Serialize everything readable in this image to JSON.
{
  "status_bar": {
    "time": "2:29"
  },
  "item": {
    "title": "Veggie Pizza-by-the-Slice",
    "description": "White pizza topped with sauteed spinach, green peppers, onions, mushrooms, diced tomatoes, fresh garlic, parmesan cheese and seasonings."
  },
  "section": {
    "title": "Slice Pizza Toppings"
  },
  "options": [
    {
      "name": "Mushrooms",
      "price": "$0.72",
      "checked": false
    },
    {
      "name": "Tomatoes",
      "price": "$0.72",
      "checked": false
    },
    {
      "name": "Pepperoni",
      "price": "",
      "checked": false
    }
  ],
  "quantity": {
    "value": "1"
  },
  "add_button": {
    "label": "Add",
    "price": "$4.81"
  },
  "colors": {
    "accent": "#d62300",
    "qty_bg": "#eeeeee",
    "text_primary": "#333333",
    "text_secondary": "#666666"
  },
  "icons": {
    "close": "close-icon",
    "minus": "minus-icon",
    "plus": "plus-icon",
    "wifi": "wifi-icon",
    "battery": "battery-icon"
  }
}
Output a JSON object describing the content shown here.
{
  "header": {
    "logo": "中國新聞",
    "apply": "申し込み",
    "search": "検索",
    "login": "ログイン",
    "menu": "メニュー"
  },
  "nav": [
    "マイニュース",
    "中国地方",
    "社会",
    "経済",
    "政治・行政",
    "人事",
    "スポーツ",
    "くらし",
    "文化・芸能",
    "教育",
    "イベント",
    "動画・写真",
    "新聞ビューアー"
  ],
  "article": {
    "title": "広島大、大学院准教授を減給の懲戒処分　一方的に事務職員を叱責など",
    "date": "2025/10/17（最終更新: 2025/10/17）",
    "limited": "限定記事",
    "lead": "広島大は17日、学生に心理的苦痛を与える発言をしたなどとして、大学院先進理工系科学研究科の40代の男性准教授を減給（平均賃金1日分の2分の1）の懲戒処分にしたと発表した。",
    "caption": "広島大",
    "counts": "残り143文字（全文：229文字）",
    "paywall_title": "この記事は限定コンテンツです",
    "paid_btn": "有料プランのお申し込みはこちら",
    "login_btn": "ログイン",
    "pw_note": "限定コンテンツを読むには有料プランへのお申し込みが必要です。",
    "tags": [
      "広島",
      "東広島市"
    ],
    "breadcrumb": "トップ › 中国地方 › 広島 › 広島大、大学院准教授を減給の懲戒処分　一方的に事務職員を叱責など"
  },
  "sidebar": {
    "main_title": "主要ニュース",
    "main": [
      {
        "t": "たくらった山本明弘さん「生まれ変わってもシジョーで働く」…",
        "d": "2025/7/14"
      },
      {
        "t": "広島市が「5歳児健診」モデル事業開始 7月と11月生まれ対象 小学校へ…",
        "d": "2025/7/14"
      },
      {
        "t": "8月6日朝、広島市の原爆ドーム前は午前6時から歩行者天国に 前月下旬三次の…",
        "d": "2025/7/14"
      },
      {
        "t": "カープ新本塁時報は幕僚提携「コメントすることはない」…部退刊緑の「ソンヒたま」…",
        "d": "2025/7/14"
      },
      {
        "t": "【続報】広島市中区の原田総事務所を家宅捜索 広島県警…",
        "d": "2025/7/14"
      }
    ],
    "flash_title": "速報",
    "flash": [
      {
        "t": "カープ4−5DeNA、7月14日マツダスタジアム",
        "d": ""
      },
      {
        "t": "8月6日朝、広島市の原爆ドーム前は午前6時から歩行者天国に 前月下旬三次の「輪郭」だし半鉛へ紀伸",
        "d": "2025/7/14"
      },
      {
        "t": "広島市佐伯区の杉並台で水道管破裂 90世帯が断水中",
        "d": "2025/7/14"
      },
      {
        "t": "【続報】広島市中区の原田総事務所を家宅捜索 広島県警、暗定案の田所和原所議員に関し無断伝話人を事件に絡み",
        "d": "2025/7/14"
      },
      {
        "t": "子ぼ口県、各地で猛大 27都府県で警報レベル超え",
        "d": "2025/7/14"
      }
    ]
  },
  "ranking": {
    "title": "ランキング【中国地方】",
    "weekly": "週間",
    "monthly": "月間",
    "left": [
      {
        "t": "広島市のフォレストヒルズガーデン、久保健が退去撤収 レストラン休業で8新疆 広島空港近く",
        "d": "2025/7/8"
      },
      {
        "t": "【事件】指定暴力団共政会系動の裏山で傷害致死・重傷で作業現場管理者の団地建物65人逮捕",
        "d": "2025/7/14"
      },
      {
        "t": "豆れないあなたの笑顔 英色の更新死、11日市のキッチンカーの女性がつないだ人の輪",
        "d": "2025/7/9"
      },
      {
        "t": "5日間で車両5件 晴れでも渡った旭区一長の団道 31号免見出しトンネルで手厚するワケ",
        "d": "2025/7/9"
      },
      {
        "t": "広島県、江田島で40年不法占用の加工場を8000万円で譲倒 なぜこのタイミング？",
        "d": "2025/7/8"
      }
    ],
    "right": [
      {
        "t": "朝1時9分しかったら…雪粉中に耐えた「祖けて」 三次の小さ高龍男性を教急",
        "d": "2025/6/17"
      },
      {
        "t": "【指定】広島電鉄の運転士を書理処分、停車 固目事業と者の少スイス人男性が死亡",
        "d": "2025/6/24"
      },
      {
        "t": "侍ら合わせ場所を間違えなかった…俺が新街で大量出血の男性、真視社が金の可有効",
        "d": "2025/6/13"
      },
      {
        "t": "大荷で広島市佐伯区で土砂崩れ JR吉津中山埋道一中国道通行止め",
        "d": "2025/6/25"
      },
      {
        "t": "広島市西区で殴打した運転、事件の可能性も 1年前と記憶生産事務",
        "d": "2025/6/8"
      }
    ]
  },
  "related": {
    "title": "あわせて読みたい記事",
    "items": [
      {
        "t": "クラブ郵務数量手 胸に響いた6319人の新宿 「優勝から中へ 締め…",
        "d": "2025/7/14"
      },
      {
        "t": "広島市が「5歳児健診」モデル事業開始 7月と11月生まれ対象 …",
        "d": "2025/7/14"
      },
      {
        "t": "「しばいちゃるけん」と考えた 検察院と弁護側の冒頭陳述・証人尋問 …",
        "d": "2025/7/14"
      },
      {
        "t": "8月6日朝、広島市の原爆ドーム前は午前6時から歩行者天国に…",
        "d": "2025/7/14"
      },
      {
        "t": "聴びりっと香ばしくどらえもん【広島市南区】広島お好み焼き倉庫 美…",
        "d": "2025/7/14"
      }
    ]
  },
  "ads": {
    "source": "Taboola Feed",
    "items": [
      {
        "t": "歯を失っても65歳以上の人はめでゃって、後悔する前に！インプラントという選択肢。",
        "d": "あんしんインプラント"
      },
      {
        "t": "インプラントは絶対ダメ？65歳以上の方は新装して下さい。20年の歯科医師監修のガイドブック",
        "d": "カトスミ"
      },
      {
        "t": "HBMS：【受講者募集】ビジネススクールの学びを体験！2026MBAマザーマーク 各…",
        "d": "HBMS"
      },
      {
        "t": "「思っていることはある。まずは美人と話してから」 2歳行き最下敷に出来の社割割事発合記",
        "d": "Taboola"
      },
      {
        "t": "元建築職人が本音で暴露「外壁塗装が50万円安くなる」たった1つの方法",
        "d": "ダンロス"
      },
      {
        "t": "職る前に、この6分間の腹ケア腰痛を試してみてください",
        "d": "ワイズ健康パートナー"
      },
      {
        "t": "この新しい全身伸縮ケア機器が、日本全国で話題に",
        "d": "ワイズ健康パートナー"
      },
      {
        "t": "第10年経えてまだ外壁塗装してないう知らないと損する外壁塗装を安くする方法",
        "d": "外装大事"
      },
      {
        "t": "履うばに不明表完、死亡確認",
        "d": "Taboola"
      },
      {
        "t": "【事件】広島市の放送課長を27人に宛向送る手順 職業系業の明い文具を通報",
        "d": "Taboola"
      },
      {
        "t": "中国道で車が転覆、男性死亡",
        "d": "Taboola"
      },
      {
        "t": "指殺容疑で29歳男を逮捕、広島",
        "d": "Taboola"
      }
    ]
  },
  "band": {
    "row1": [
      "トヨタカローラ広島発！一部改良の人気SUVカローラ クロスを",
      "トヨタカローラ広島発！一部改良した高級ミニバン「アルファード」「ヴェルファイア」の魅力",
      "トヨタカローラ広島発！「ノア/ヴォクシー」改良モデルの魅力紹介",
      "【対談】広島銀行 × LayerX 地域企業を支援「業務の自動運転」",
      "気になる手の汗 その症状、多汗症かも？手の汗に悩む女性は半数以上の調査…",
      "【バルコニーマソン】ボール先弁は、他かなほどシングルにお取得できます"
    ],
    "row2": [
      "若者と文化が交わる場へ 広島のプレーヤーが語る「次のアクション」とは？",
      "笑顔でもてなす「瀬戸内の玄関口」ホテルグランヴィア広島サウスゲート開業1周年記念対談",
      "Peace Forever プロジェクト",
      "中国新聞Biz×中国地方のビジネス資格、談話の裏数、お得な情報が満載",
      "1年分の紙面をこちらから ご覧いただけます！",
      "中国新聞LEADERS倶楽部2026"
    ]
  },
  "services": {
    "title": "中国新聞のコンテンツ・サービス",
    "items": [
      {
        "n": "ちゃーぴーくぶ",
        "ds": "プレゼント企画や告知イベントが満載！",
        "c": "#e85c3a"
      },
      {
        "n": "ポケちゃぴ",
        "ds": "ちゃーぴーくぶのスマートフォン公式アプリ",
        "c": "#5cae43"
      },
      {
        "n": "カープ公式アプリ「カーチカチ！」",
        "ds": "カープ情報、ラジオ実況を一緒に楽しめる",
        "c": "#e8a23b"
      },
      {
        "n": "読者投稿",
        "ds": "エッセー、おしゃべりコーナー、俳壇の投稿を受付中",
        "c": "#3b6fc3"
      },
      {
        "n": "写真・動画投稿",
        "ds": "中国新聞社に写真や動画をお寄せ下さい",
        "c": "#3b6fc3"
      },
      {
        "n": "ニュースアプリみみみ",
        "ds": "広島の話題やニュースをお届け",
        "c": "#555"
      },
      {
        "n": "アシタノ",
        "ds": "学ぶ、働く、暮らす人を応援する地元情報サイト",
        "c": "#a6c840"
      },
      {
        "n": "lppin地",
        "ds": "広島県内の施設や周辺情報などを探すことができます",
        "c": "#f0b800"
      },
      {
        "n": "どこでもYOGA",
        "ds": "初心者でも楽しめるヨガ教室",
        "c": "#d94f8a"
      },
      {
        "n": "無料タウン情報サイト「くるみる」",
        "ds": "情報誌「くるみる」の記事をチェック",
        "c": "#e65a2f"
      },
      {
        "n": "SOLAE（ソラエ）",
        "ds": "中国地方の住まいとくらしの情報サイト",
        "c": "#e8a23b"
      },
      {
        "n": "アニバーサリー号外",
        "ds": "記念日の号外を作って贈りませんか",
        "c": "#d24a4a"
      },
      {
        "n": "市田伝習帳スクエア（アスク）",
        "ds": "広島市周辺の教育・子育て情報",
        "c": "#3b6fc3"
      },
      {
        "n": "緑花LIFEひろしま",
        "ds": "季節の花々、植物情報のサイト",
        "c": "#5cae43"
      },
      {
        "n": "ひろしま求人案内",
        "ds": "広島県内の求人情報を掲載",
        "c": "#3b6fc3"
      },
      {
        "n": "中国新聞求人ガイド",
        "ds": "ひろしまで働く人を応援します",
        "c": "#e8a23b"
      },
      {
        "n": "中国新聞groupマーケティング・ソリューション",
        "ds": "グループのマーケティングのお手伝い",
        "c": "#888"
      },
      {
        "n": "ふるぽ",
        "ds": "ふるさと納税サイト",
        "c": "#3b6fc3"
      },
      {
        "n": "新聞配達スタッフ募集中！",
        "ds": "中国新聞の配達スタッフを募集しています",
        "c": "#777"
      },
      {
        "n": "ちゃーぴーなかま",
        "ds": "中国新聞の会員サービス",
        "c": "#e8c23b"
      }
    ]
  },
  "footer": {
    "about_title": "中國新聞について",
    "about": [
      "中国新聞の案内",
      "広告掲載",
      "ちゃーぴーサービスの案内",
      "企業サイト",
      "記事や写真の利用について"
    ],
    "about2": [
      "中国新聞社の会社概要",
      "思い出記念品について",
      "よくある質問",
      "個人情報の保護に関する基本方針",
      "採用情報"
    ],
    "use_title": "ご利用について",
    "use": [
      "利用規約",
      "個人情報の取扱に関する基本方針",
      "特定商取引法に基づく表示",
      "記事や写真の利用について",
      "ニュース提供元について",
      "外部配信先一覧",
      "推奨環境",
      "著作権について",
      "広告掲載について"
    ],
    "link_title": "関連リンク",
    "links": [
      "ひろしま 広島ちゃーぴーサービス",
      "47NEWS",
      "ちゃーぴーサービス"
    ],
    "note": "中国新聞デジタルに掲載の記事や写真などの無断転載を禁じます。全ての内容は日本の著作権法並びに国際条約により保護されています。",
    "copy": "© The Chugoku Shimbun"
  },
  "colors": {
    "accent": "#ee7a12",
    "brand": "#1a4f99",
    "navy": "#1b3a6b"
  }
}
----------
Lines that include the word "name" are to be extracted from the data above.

      "name": "Mushrooms",
      "name": "Tomatoes",
      "name": "Pepperoni",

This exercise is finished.